There is something rather unnerving about this teeny weeny little machine from Chillblast. It's not the matte black, brushed aluminium exterior with its heat-defying fins, and it's not the thin maw waiting expectantly for Blu-ray discs to consume. No, it's the complete lack of, well, anything when you press the on button.
There is a little light above the button, but this is either not plugged into the motherboard, or is one of those Hitchhiker's Guide to the Galaxy black lights that lights up black to let you know you've pressed it. There is only the faintly audible click of the optical drive checking itself for spinnables to let you know that the Vacuum Mini is actually operational.
Compared to the standard cacophonous roar that accompanies my usual PC startup routine, this makes for a wonderful change. Not even the PSU makes a sound as this li'l brick of a machine glides silently into Windows.
So yeah, it's silent, hopefully that point has been hammered home by now, but the other impressive thing is the amount of power that's been squeezed into this wee PC.

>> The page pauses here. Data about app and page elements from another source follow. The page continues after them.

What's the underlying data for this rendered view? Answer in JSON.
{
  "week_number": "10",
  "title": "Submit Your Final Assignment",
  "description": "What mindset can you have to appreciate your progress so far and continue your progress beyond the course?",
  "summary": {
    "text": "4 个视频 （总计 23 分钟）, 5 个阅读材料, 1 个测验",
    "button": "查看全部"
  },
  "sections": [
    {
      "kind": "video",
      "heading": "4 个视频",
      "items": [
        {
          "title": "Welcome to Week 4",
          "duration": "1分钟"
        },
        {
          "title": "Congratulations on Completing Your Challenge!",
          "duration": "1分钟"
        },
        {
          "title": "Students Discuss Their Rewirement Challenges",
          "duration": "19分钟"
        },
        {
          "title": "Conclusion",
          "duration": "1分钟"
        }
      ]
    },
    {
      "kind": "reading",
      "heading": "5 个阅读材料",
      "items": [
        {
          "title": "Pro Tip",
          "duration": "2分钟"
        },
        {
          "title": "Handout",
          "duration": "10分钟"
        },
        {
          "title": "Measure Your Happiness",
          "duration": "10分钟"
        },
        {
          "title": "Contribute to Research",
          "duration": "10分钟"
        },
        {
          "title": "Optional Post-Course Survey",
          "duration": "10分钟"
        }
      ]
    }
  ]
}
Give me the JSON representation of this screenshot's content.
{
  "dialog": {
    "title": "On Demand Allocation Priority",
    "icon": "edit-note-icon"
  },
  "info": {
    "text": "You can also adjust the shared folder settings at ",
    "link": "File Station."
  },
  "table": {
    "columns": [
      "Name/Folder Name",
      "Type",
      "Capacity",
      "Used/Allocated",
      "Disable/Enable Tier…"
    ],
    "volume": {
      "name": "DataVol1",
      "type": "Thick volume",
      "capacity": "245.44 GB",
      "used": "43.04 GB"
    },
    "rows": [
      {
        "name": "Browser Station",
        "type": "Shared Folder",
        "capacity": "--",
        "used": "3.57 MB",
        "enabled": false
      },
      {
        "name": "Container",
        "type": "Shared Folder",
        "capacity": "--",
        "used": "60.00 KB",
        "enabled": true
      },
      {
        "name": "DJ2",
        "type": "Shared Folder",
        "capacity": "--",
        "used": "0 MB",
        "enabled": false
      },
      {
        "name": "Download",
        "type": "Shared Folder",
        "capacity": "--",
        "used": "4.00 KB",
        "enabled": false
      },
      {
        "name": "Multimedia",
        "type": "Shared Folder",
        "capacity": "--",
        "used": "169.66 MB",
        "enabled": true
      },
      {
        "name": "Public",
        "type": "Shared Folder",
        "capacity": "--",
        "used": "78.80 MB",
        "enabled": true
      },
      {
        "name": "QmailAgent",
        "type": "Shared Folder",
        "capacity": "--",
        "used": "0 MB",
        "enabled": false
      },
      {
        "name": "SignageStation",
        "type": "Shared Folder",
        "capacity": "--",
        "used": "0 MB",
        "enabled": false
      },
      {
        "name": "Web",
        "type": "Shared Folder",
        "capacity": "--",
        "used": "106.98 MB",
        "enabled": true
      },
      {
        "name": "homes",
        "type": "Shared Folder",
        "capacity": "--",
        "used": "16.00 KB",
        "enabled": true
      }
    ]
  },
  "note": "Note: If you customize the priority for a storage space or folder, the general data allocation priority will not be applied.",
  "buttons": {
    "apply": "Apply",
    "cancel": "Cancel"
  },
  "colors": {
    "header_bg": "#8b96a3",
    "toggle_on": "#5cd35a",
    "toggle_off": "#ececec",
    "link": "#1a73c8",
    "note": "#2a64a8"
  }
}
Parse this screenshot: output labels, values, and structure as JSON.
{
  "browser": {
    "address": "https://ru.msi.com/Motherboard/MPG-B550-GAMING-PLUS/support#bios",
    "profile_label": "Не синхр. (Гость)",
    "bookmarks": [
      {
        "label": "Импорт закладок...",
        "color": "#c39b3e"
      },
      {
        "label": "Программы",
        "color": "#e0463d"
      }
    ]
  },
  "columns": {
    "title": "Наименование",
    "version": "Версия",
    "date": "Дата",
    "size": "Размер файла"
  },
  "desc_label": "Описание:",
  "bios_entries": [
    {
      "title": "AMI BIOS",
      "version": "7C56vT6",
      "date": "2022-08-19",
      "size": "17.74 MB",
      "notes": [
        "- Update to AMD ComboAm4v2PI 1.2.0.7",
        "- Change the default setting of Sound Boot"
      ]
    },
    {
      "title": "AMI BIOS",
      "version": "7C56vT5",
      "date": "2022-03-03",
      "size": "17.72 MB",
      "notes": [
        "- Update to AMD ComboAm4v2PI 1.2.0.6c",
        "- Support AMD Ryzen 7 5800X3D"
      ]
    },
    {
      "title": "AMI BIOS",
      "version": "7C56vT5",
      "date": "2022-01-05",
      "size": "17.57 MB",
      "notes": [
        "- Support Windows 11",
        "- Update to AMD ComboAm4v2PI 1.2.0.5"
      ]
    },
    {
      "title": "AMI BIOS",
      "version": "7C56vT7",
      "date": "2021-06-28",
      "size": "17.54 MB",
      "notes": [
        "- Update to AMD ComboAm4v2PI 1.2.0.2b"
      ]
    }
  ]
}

This is a full Ivy Bridge machine, with a H77 motherboard and quad-core Intel i5 CPU churning away inside, generally at over 3GHz. That's not where the impressive specs cease either, with a full-fat 8GB of DDR3 memory (admittedly running at the relatively lowly speed of 1,333MHz), Blu-ray/DVD RW combo drive, 240GB SATA 6Gbps solid state drive and a Freeview HD dual-tuner all crammed inside.
The only slight twinge of disappointment emanating from my geek gland comes from the lack of graphical power. Chillblast has opted to fill the PCIe slot with the TV tuner for full media centre credentials where a low profile GPU could have been squeezed instead.
Realistically though, the cramped insides and lack of airflow would do bad things to most graphics cards, so we can't fault Chillblast for that. So we have to make do with integrated processor graphics, and all the talk pre-release was about how much of an improvement Ivy Bridge graphics were over its Sandy predecessors.
Sadly though, the i5 3450S CPU only comes with the weak HD 2500 graphics. That means just six execution units/graphics cores compared with the 16 of the full HD 4000 graphics parts used in a few Ivy Bridge chips.
But this is no mini gaming PC. This is a bespoke Chillblast build designed to be the ultimate silent media box, so the lack of 3D prowess can be forgiven. The Fusion Vacuum Mini is still more than capable of delivering HD playback down your eye-tubes, and with a wireless N card in there it can also do it sans cabling.
The big sticking point for us is the price. At £1,000 this may be every inch the luxury box for your high-end lounge media setup, but it's still an incredibly expensive media PC. If you've spent a fortune on your speaker wires and golden HDMI cabling, then you'll probably pay the premium for a totally silent PC to complement the setup. If not, the price will seem seriously excessive.